Expect cloudy weather on Friday with temperatures in the lower 70s at the most, he says, with only a possibility of a few sun breaks later in the day.

“As we go into the weekend we’re going to see improvement,” Mass said.

He says the trough of low pressure aloft that brought in the cool weather Thursday and Friday will move through as a ridge of high pressure slowly builds in.

“So Saturday’s going to be a step up – partly cloudy in the morning, but temperatures getting up to the mid-70s, maybe upper 70s in a few places.

"But on Sunday as the ridge builds over us, I expect temperatures climbing probably into the lower 80s – and plenty of sun,” Mass said.

The only chance of showers on Saturday and Sunday will be in the mountains, with a possibility of some weak thunderstorms near the Cascade crest, he said.

And then as we get into next week, it looks like Monday and Tuesday should be fairly warm – temperatures in the lower 80s.

“So, you know, we have this cool period associated with an upper level trough, but that’s going to change as we get into the weekend,” Mass said.

Why Cooler Weather In The West Stokes Fires In the East

Ironically, Mass says the cooler weather is not helping firefighters in Washington State; it has actually caused fires to ignite and spread over the past few days. And this is also pretty typical.

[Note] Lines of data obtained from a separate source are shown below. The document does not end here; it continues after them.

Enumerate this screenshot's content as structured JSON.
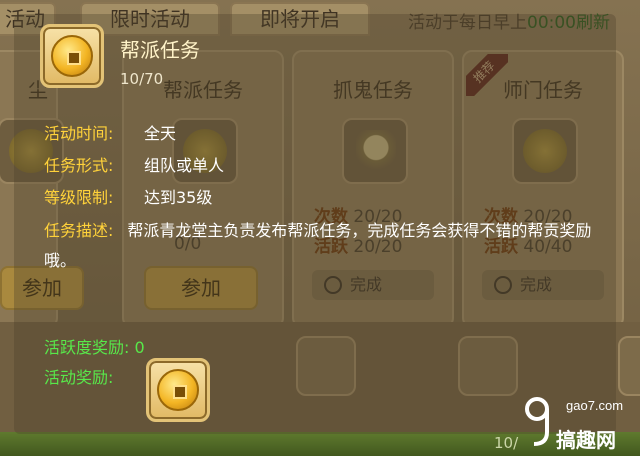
{
  "background": {
    "tabs": [
      "活动",
      "限时活动",
      "即将开启"
    ],
    "notice": "活动于每日早上",
    "notice_time": "00:00刷新",
    "panels": [
      {
        "title": "尘",
        "stat_lines": [],
        "status": "",
        "button": "参加"
      },
      {
        "title": "帮派任务",
        "stat_lines": [
          {
            "k": "",
            "v": "0/0"
          }
        ],
        "status": "",
        "button": "参加"
      },
      {
        "title": "抓鬼任务",
        "stat_lines": [
          {
            "k": "次数",
            "v": "20/20"
          },
          {
            "k": "活跃",
            "v": "20/20"
          }
        ],
        "status": "完成",
        "button": ""
      },
      {
        "title": "师门任务",
        "ribbon": "推荐",
        "stat_lines": [
          {
            "k": "次数",
            "v": "20/20"
          },
          {
            "k": "活跃",
            "v": "40/40"
          }
        ],
        "status": "完成",
        "button": ""
      }
    ],
    "bottom_bar_text": "10/"
  },
  "tooltip": {
    "item_icon": "gold-coin-icon",
    "title": "帮派任务",
    "count": "10/70",
    "rows": [
      {
        "label": "活动时间:",
        "value": "全天"
      },
      {
        "label": "任务形式:",
        "value": "组队或单人"
      },
      {
        "label": "等级限制:",
        "value": "达到35级"
      }
    ],
    "description_label": "任务描述:",
    "description": "帮派青龙堂主负责发布帮派任务，完成任务会获得不错的帮贡奖励哦。",
    "activity_reward_label": "活跃度奖励:",
    "activity_reward_value": "0",
    "reward_label": "活动奖励:",
    "reward_icon": "gold-coin-icon"
  },
  "watermark": {
    "site": "gao7.com",
    "name": "搞趣网"
  },
  "colors": {
    "label": "#ffd23a",
    "value": "#ffffff",
    "activity": "#58e84a",
    "title": "#fff3c8"
  }
}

The cloudy weather here is linked to winds and thunderstorms east of the mountains, because there’s a big difference in pressure on either side of the Cascade divide, and that accelerates winds.

“So as we get cool, the winds pick up from the Cascade Crest down into eastern Washington along the eastern side of the Cascades," Mass said. “And in fact, (on Thursday) we had winds gusting up to 40-50 miles per hour in some places in eastern Washington.

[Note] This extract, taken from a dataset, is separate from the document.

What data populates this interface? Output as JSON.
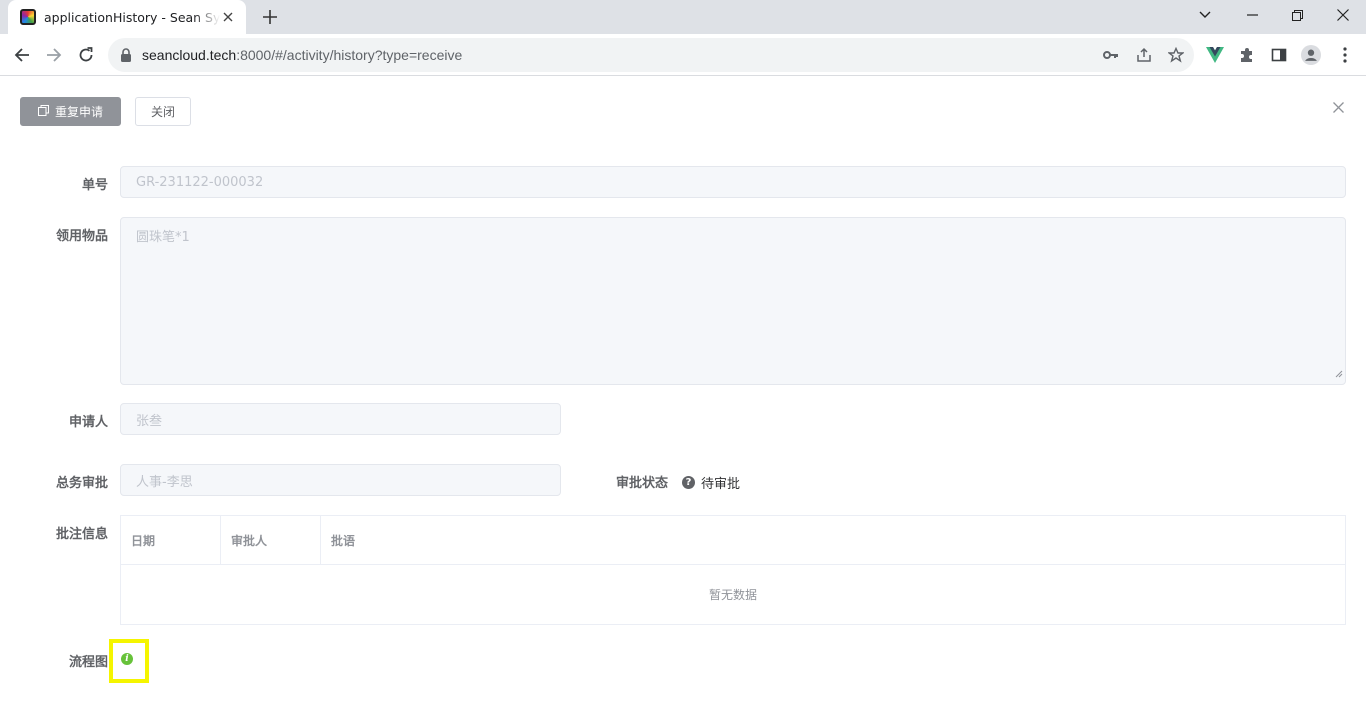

“So you have the trough that produces lighting that gets fire started. And then the trough also produces this big change in pressure that creates very gusty winds that allows these fires to explode."

To hear the full conversation, including Cliff’s update on air quality and smoke from the wildfires, you can click on the 'play' icon at the top of this post.

Weather with Cliff Mass airs at 9:02 a.m. Friday, right after BirdNote, and twice on Friday afternoons during All Things Considered. The feature is hosted by KNKX environment reporter Bellamy Pailthorp. Cliff Mass is a University of Washington professor of atmospheric sciences, a renowned Seattle weather prognosticator, anda popular weather blogger. You can also subscribe to podcasts of Weather with Cliff Mass shows, viaiTunes or Google Play

Bellamy Pailthorp covers the environment for KNKX with an emphasis on climate justice, human health and food sovereignty. She enjoys reporting about how we will power our future while maintaining healthy cultures and livable cities. Story tips can be sent to